On the UK side, the country is totally unprepared for the economic impact of leaving the single market.

Evans – Pritchard concludes “What is clear is that the EU and the UK are now living in a parallel universe. This has the makings of a suspense thriller.”

Suspense thriller or not, both parties could do worse than read Jim Collins’s classic work Good To Great and apply the principle - Confront the brutal facts.

We live in an age of knowledge and information; however, it is of little use if we do not do believe what we know to be true.

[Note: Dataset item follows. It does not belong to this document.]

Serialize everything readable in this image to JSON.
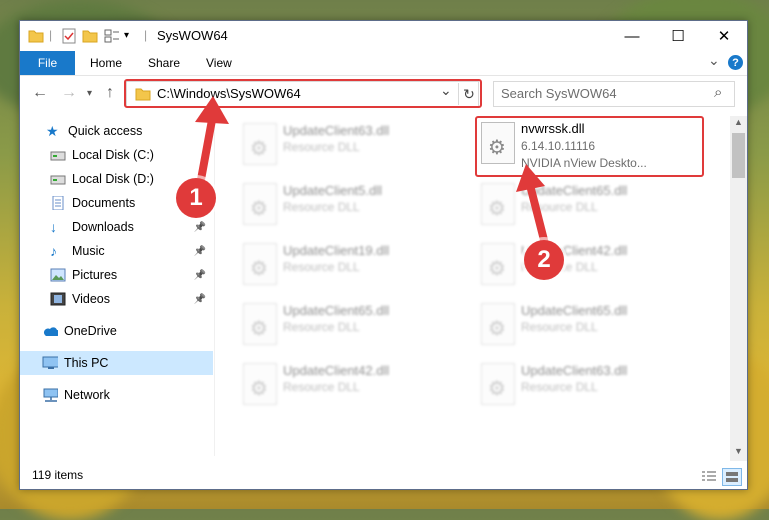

High quality leaders get the information; accept the facts; and, act.   Information comes to the leaders of organisations in a variety of ways.

Surveys and other research techniques can provide data, but often the most critical and most important information comes from people within the organisation, if there exists a climate where information can flow freely.

During the Second World War, Winston Churchill established a department that was entirely outside of the normal chain of command; he called it the Statistical Office and the primary responsibility of the office was to provide him with information that was up-to-date and unfiltered.

Churchill created a climate of truth from which he could confront the brutal facts.

While it is unlikely that Prime Minister May/EU Commissioner Junker will create a “Statistical Office”, there are other ways they could create a climate of truth including:

• using questions, such as why, to gain understanding

• encouraging dialogue and debate where people are engaged in a search for the best answers

• discussing mistakes openly, without blame, to seek understanding and learning

• building mechanisms that force leaders and negotiators to pay attention to information.

Sadly even though there is so much at stake it is very unlikely that both negotiation parties will do this primarily as they are too prejudiced and too complacent.